### Task:
Extract every record, exactly as written, and ignore the pictures.

### Information supplied:
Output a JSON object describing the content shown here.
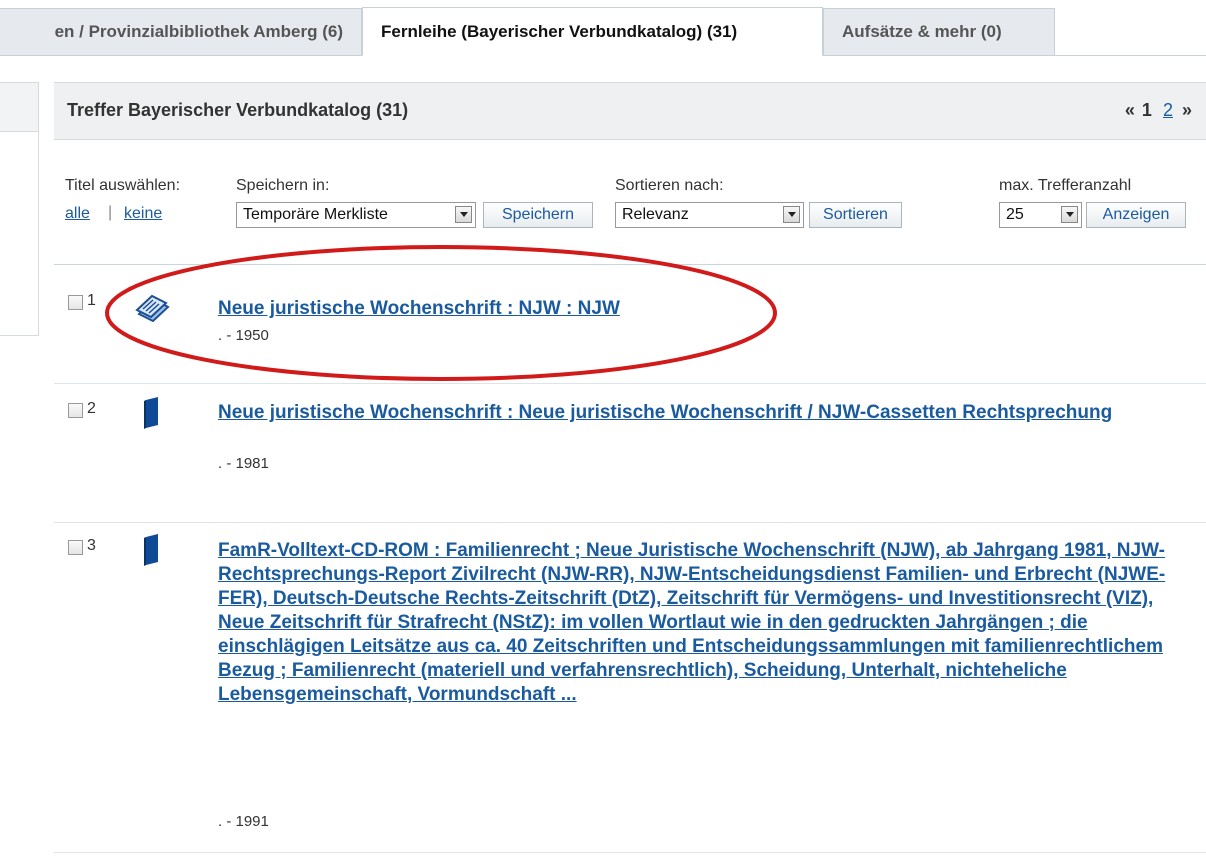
{
  "tabs": [
    {
      "label": "en / Provinzialbibliothek Amberg (6)"
    },
    {
      "label": "Fernleihe (Bayerischer Verbundkatalog) (31)"
    },
    {
      "label": "Aufsätze & mehr (0)"
    }
  ],
  "results_header": {
    "title": "Treffer Bayerischer Verbundkatalog (31)",
    "pager": {
      "prev": "«",
      "current": "1",
      "page2": "2",
      "next": "»"
    }
  },
  "toolbar": {
    "select_titles_label": "Titel auswählen:",
    "all_link": "alle",
    "separator": "|",
    "none_link": "keine",
    "save_in_label": "Speichern in:",
    "save_in_value": "Temporäre Merkliste",
    "save_button": "Speichern",
    "sort_by_label": "Sortieren nach:",
    "sort_by_value": "Relevanz",
    "sort_button": "Sortieren",
    "max_hits_label": "max. Trefferanzahl",
    "max_hits_value": "25",
    "show_button": "Anzeigen"
  },
  "results": [
    {
      "number": "1",
      "media_icon": "journal-icon",
      "title": "Neue juristische Wochenschrift : NJW : NJW",
      "year": ". - 1950"
    },
    {
      "number": "2",
      "media_icon": "book-icon",
      "title": "Neue juristische Wochenschrift : Neue juristische Wochenschrift / NJW-Cassetten Rechtsprechung",
      "year": ". - 1981"
    },
    {
      "number": "3",
      "media_icon": "book-icon",
      "title": "FamR-Volltext-CD-ROM : Familienrecht ; Neue Juristische Wochenschrift (NJW), ab Jahrgang 1981, NJW-Rechtsprechungs-Report Zivilrecht (NJW-RR), NJW-Entscheidungsdienst Familien- und Erbrecht (NJWE-FER), Deutsch-Deutsche Rechts-Zeitschrift (DtZ), Zeitschrift für Vermögens- und Investitionsrecht (VIZ), Neue Zeitschrift für Strafrecht (NStZ): im vollen Wortlaut wie in den gedruckten Jahrgängen ; die einschlägigen Leitsätze aus ca. 40 Zeitschriften und Entscheidungssammlungen mit familienrechtlichem Bezug ; Familienrecht (materiell und verfahrensrechtlich), Scheidung, Unterhalt, nichteheliche Lebensgemeinschaft, Vormundschaft ...",
      "year": ". - 1991"
    }
  ],
  "colors": {
    "link": "#1a5a9e",
    "highlight_ellipse": "#d11a1a",
    "header_bg": "#eef0f2"
  }
}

### Task response:
Output a JSON object describing the content shown here.
{
  "tabs": [
    {
      "label": "en / Provinzialbibliothek Amberg (6)"
    },
    {
      "label": "Fernleihe (Bayerischer Verbundkatalog) (31)"
    },
    {
      "label": "Aufsätze & mehr (0)"
    }
  ],
  "results_header": {
    "title": "Treffer Bayerischer Verbundkatalog (31)",
    "pager": {
      "prev": "«",
      "current": "1",
      "page2": "2",
      "next": "»"
    }
  },
  "toolbar": {
    "select_titles_label": "Titel auswählen:",
    "all_link": "alle",
    "separator": "|",
    "none_link": "keine",
    "save_in_label": "Speichern in:",
    "save_in_value": "Temporäre Merkliste",
    "save_button": "Speichern",
    "sort_by_label": "Sortieren nach:",
    "sort_by_value": "Relevanz",
    "sort_button": "Sortieren",
    "max_hits_label": "max. Trefferanzahl",
    "max_hits_value": "25",
    "show_button": "Anzeigen"
  },
  "results": [
    {
      "number": "1",
      "media_icon": "journal-icon",
      "title": "Neue juristische Wochenschrift : NJW : NJW",
      "year": ". - 1950"
    },
    {
      "number": "2",
      "media_icon": "book-icon",
      "title": "Neue juristische Wochenschrift : Neue juristische Wochenschrift / NJW-Cassetten Rechtsprechung",
      "year": ". - 1981"
    },
    {
      "number": "3",
      "media_icon": "book-icon",
      "title": "FamR-Volltext-CD-ROM : Familienrecht ; Neue Juristische Wochenschrift (NJW), ab Jahrgang 1981, NJW-Rechtsprechungs-Report Zivilrecht (NJW-RR), NJW-Entscheidungsdienst Familien- und Erbrecht (NJWE-FER), Deutsch-Deutsche Rechts-Zeitschrift (DtZ), Zeitschrift für Vermögens- und Investitionsrecht (VIZ), Neue Zeitschrift für Strafrecht (NStZ): im vollen Wortlaut wie in den gedruckten Jahrgängen ; die einschlägigen Leitsätze aus ca. 40 Zeitschriften und Entscheidungssammlungen mit familienrechtlichem Bezug ; Familienrecht (materiell und verfahrensrechtlich), Scheidung, Unterhalt, nichteheliche Lebensgemeinschaft, Vormundschaft ...",
      "year": ". - 1991"
    }
  ],
  "colors": {
    "link": "#1a5a9e",
    "highlight_ellipse": "#d11a1a",
    "header_bg": "#eef0f2"
  }
}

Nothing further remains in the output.